When the mechanical pencil tip is extended it is a short cylindrical lead sleeve leading into a cone. Of course the very nature of this type of multi pen mechanism means the writing tip extends out of the front section at a slight angle. Remember the writing tip is on a long stalk which is just bent and thrust out of the front section when it is selected. I mention this because somehow this is the first multi pen that I have really noticed the axis of the mechanical pencil is not aligned with that of the pen body. You can see it is protruding out at an angle. This is normal with many multi pens, it’s just I don’t normally notice it, but somehow with the PhD Multi I did.
The mechanical pencil is 0.5mm lead diameter and operates as a push top button ratchet mechanism. Ten clicks will get you about 6mm of lead. For a multi pen the push top action is quite light, easy and smooth, although it has a fairly long stroke on it as is common with multi pens.

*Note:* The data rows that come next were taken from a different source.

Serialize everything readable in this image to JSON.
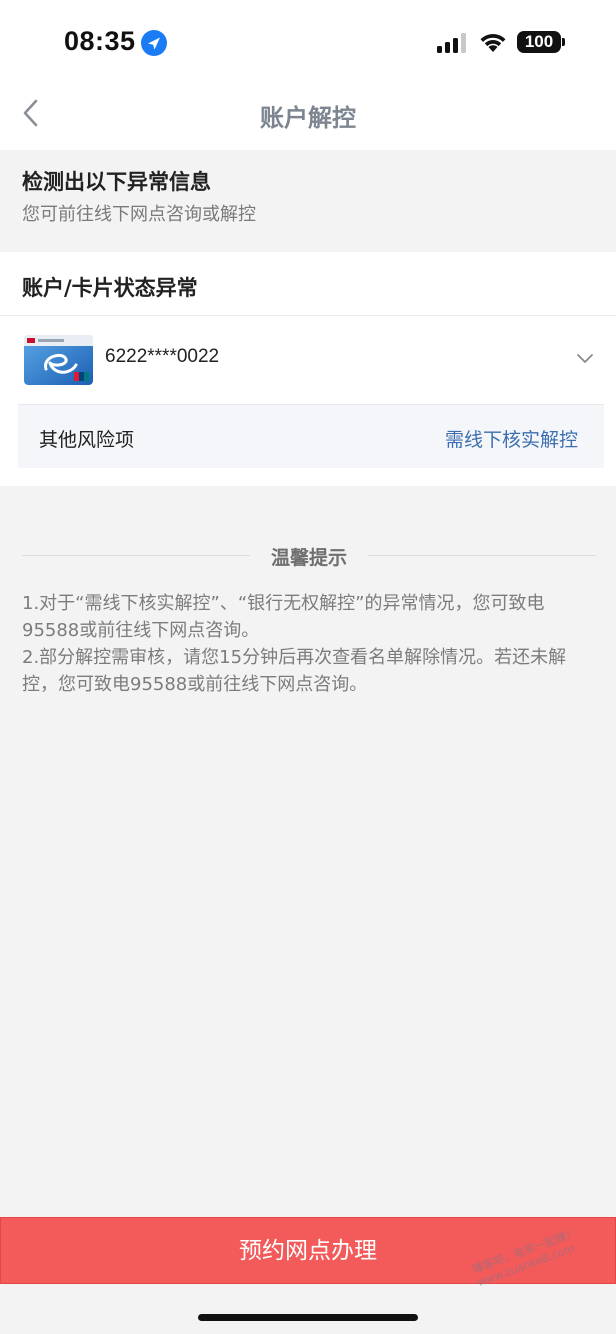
{
  "status_bar": {
    "time": "08:35",
    "battery": "100"
  },
  "nav": {
    "title": "账户解控"
  },
  "alert": {
    "title": "检测出以下异常信息",
    "subtitle": "您可前往线下网点咨询或解控"
  },
  "section": {
    "title": "账户/卡片状态异常",
    "card_number": "6222****0022",
    "risk_label": "其他风险项",
    "risk_action": "需线下核实解控"
  },
  "tips": {
    "title": "温馨提示",
    "line1": "1.对于“需线下核实解控”、“银行无权解控”的异常情况，您可致电95588或前往线下网点咨询。",
    "line2": "2.部分解控需审核，请您15分钟后再次查看名单解除情况。若还未解控，您可致电95588或前往线下网点咨询。"
  },
  "button": {
    "label": "预约网点办理"
  },
  "watermark": "赚客吧，有奖一起赚！ www.zuanke8.com",
  "colors": {
    "accent_red": "#f35a5a",
    "link_blue": "#3d6fb0"
  }
}
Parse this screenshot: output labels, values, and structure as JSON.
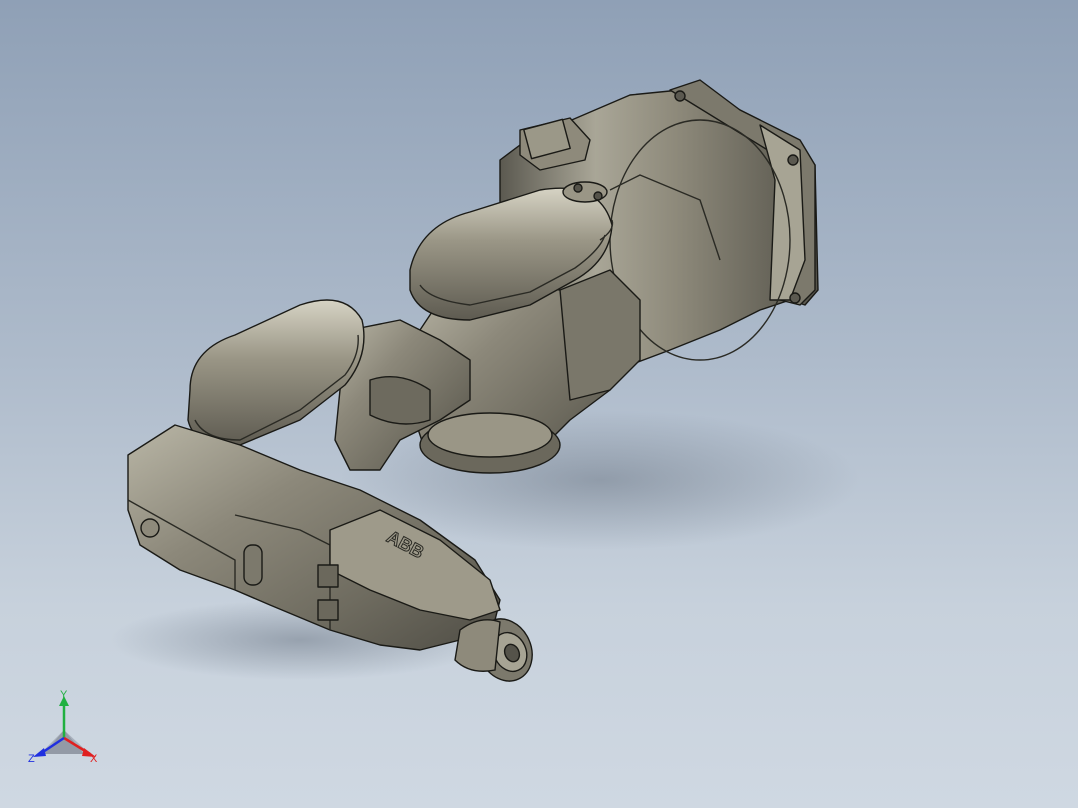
{
  "viewport": {
    "background_top": "#8fa0b6",
    "background_bottom": "#cfd8e2"
  },
  "model": {
    "body_color": "#8a8676",
    "edge_color": "#1a1a16",
    "logo_text": "ABB"
  },
  "triad": {
    "x_label": "X",
    "y_label": "Y",
    "z_label": "Z",
    "x_color": "#e02020",
    "y_color": "#20b040",
    "z_color": "#2030e0"
  }
}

I often find that multi pen pencil tips are prone to more lead breakages than normal, but I didn’t notice that with the PhD.
Refilling the pencil tip or replacing the ballpoint pen tips is done in the usual way. You carry on twisting past the end stop to unscrew the body and reveal the three tips, rip the empty tip out of its mounting and replace or refill. You can really only get one or two spare leads into the pencil stalk, and take care not to snap them when putting the pencil tip back onto it’s stalk.
Beneath the push top button is a medium sized eraser. The top button clicks on fairly firmly and securely. The pocket clip is a basic sturdy springy metal clip and it joins on at the very top of the body.. I tended to carry my PhD Multi clipped to the centre of a small wallet-folder which held our passports and other travel documents. Now, because there is no part of the main body above the top of the pocket clip this means that the top button is the first thing you go to grab when you want the pen, and of course the top button just pulls off the body leaving the pen still clipped to whatever. This is hardly an earth shattering disaster, but it was a little annoying each time it caught me out, maybe because it reminded me I was being a slow learner. I’ve got my doubts about how long that top button would last before it was lost, or no longer stayed securely stuck on
Markings on the pen are "PhD Multi" and "Papermate, Japan" on the barrel.
Overall then, I’m reasonably impressed with the Papermate PhD Multi, and as a concept I think multi pens might be the way to go when travelling. Black ballpoint for filling out customs and immigration documents, pencil for a quick sketch and the crossword, red pen for a highlight – all came in handy at one stage or another.
- Best Points – The grip.
- Not So Good Points – Eraser cap can pull off when pen is clipped to papers.
- Price Range – Low.
- Does this pencil make it into the Top 5? - No.
Dimensions – Length 150mm, diameter 15mm at widest point. Balance point about 75mm up from the tip.